Q: MY cat Missy always goes into my daughter’s room, either at night or early in the morning, sits on her pillow and eats her hair. Why? How can I get her to stop?

A: It is important to rule out a possible medical cause whenever a pet’s behaviour changes or seems unusual, so you should take her to be checked by your vet. If she is found to be well, Missy probably does this because she has learnt it gets her attention from you or your daughter. She knows that if she eats your daughter’s hair, she wakes up and probably gives her some fuss! To get her to stop, your daughter will have to ignore Missy completely when she does this, though I realise this could be difficult. Eventually Missy should stop because she isn’t getting the attention that she wants. A simpler solution might be to make sure she has somewhere comfortable to sleep at night and to keep her bedroom door closed during the night.

Q: MY dog Barney has quite a nasty habit – whenever I let him off the lead, he finds and eats other dogs’ poo. I’m at my wits end and don’t let him off the lead any more. Why does he do this and how can I stop him?

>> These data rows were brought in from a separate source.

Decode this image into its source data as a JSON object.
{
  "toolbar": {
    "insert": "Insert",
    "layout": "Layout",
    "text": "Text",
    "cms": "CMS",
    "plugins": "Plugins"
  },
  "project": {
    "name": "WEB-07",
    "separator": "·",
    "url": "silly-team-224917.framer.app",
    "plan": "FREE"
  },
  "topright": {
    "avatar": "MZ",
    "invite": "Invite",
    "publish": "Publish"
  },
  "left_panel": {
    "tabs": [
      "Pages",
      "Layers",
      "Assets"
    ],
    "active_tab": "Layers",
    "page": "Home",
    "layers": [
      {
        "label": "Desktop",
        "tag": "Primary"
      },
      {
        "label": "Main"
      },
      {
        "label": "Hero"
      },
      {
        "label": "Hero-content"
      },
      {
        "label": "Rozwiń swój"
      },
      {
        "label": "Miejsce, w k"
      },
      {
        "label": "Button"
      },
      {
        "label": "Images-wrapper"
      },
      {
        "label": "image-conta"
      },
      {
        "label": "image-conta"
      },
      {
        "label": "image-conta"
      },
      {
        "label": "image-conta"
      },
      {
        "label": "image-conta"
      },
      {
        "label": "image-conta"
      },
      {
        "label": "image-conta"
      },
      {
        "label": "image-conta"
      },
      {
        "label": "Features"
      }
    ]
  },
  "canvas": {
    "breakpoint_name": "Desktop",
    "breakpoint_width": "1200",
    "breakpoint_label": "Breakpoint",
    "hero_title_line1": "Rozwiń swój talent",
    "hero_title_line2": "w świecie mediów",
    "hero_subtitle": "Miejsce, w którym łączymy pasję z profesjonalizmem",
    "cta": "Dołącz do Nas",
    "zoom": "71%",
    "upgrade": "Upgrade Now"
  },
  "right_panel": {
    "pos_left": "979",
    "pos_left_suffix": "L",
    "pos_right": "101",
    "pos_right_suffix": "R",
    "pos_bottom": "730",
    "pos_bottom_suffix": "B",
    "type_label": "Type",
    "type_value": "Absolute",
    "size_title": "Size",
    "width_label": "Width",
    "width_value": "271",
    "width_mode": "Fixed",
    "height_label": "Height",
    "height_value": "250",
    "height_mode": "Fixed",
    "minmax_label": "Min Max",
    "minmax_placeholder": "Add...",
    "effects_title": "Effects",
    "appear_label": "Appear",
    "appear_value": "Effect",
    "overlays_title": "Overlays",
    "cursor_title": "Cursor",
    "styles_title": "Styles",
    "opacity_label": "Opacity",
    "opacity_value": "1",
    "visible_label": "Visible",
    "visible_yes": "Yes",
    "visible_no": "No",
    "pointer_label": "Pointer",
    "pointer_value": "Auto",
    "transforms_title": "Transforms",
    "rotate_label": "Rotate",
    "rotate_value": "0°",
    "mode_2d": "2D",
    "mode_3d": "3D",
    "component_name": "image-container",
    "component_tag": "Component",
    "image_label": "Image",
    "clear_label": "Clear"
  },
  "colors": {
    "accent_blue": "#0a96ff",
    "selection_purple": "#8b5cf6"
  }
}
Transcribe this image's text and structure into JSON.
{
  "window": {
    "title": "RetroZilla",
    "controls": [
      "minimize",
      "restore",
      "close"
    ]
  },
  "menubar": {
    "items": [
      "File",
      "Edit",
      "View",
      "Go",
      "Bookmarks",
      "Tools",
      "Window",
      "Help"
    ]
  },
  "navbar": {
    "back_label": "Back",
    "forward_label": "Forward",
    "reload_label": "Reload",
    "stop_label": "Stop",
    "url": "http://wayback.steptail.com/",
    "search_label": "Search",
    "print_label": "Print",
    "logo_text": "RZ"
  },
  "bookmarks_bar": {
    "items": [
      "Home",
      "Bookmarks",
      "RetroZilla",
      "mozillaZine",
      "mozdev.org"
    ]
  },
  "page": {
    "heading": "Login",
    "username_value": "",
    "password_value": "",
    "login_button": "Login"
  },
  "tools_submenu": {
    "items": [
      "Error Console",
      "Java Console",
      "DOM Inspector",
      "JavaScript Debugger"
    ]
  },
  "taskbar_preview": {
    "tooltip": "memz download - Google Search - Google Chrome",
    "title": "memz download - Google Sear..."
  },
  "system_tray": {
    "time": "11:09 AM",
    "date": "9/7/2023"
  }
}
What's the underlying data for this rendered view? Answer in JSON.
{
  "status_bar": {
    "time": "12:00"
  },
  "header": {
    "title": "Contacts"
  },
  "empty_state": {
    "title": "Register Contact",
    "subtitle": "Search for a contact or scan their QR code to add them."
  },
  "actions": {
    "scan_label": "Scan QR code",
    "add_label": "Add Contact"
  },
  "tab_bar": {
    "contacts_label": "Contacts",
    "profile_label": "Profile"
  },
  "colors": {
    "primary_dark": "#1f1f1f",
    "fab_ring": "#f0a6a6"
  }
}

A: This is often a problem that starts in puppyhood. It can affect puppies raised in an environment with not enough things to keep them occupied, so investigating and eating faeces becomes interesting for them. At home, clean up immediately after Barney has gone to the toilet. You could also put something bitter on the faeces, such as tabasco sauce or cayenne pepper, so that he learns to dislike it. You should also teach him “leave” and “come” commands so that you can stop the behaviour. Making sure Barney has plenty to do on walks is also important, such as running around and opportunities to play with suitable toys.